  • Beautiful photos! Glad to know I wasn’t the only one who wondered if you slipped when doing that jump 😉 haha. Great post!

  • My God daughter used to drive one of those busses…she now works for Canadian Pacific organising very high class trips…. her father took us to Athabasca Glacier…. Two things excited me. Seeing a hanging glacier looking just like the one my geography teacher dew on the chalboard using coloured chalks back in about 1960.
    And..the treese stunted in their growth by the cold ice wind off the glacier. I couldn’t help but speculate what wonderful tone wood for violins thwere would be in those trees…. slow grown timber is essential.

  • Great post, I got to do the glacier trek on the Athabasca glacier this summer with Austin-Lehman Adventures. What a trek it was, probably the highlight of my trip to Canada. Its not everyday you get to walk on a glacier, especially when your from Los Angeles!!!

    Keep up the great post!

  • Looks amazing.
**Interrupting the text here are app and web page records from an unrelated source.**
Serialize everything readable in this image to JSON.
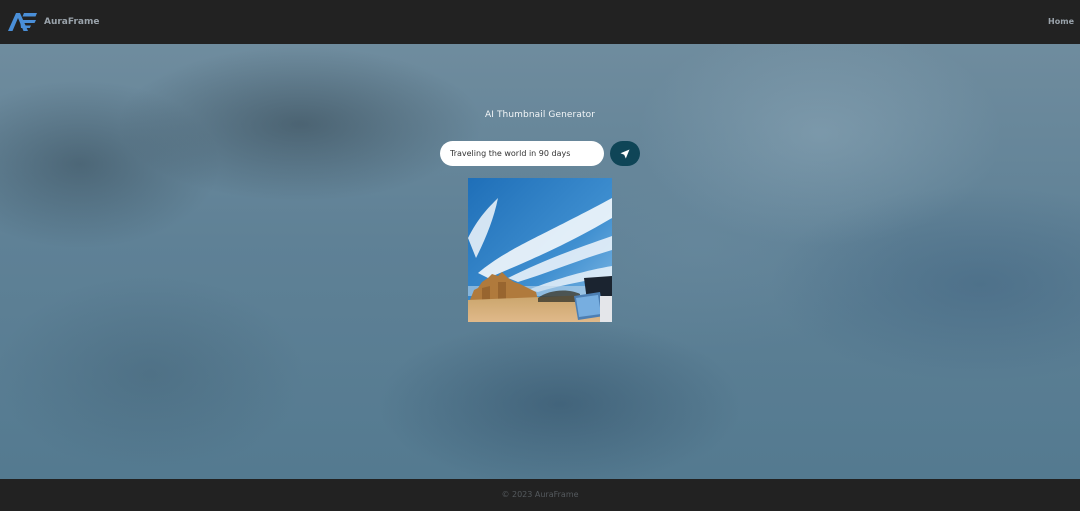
{
  "navbar": {
    "brand_name": "AuraFrame",
    "home_link": "Home",
    "logo_icon": "auraframe-logo-icon"
  },
  "main": {
    "title": "AI Thumbnail Generator",
    "prompt_value": "Traveling the world in 90 days",
    "send_icon": "send-icon",
    "image_icon": "generated-thumbnail-image"
  },
  "footer": {
    "copyright": "© 2023 AuraFrame"
  },
  "colors": {
    "navbar_bg": "#222222",
    "accent_button": "#0f4557",
    "logo_blue": "#4a8fd8"
  }
}
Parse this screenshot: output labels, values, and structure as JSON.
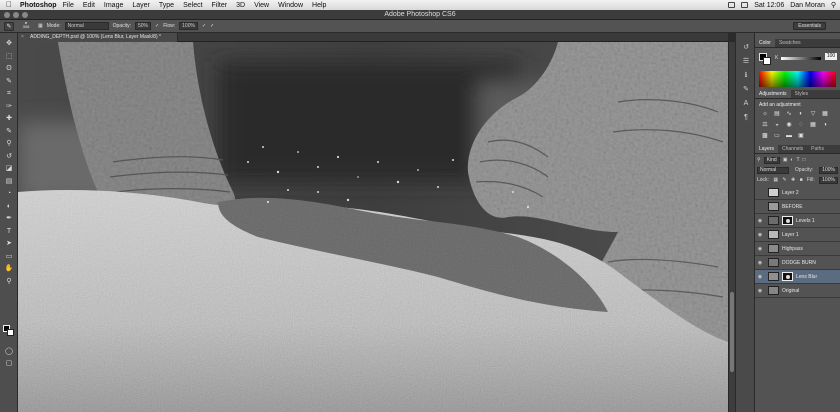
{
  "menubar": {
    "app_name": "Photoshop",
    "items": [
      "File",
      "Edit",
      "Image",
      "Layer",
      "Type",
      "Select",
      "Filter",
      "3D",
      "View",
      "Window",
      "Help"
    ],
    "clock": "Sat 12:06",
    "user": "Dan Moran"
  },
  "window": {
    "title": "Adobe Photoshop CS6"
  },
  "options": {
    "mode_label": "Mode:",
    "mode_value": "Normal",
    "opacity_label": "Opacity:",
    "opacity_value": "50%",
    "flow_label": "Flow:",
    "flow_value": "100%",
    "brush_size": "308",
    "workspace": "Essentials"
  },
  "document": {
    "tab_label": "ADDING_DEPTH.psd @ 100% (Lens Blur, Layer Mask/8) *",
    "close_glyph": "×"
  },
  "tools": [
    "move-tool",
    "marquee-tool",
    "lasso-tool",
    "quick-select-tool",
    "crop-tool",
    "eyedropper-tool",
    "healing-tool",
    "brush-tool",
    "clone-stamp-tool",
    "history-brush-tool",
    "eraser-tool",
    "gradient-tool",
    "blur-tool",
    "dodge-tool",
    "pen-tool",
    "type-tool",
    "path-select-tool",
    "shape-tool",
    "hand-tool",
    "zoom-tool"
  ],
  "panels": {
    "color_tabs": [
      "Color",
      "Swatches"
    ],
    "k_label": "K",
    "k_value": "100",
    "adj_tabs": [
      "Adjustments",
      "Styles"
    ],
    "adj_title": "Add an adjustment",
    "layers_tabs": [
      "Layers",
      "Channels",
      "Paths"
    ],
    "kind_label": "Kind",
    "blend_mode": "Normal",
    "opacity_label": "Opacity:",
    "opacity_value": "100%",
    "lock_label": "Lock:",
    "fill_label": "Fill:",
    "fill_value": "100%"
  },
  "layers": [
    {
      "name": "Layer 2",
      "visible": false,
      "has_mask": false,
      "selected": false,
      "tone": "#d0d0d0"
    },
    {
      "name": "BEFORE",
      "visible": false,
      "has_mask": false,
      "selected": false,
      "tone": "#9a9a9a"
    },
    {
      "name": "Levels 1",
      "visible": true,
      "has_mask": true,
      "selected": false,
      "tone": "#6c6c6c"
    },
    {
      "name": "Layer 1",
      "visible": true,
      "has_mask": false,
      "selected": false,
      "tone": "#b8b8b8"
    },
    {
      "name": "Highpass",
      "visible": true,
      "has_mask": false,
      "selected": false,
      "tone": "#8a8a8a"
    },
    {
      "name": "DODGE BURN",
      "visible": true,
      "has_mask": false,
      "selected": false,
      "tone": "#7a7a7a"
    },
    {
      "name": "Lens Blur",
      "visible": true,
      "has_mask": true,
      "selected": true,
      "tone": "#909090"
    },
    {
      "name": "Original",
      "visible": true,
      "has_mask": false,
      "selected": false,
      "tone": "#858585"
    }
  ],
  "colors": {
    "selected_layer": "#5b6b80"
  }
}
I would love to go here. And I’d definitely take your advice and watch my step, don’t think I’d fancy having a cold, soggy foot in those temperatures. Love that last pic – very brave!

  • Those vehicles are serious business. Looks like an adventure for sure! 🙂

  • The Icefield parkway is indeed gorgeous! 🙂 I would definitely do it again… for sure!
    Thanks for your comment Donna.

    Cheers,
    Keith

  • My husband and I took the excursion to Athabasca Glacier with Brewster while on a Tauck tour. It’s a fun stop along the gorgeous Icefields Parkway. We’d do it again.

Leave a reply

This site uses Akismet to reduce spam. Learn how your comment data is processed.

Appeared In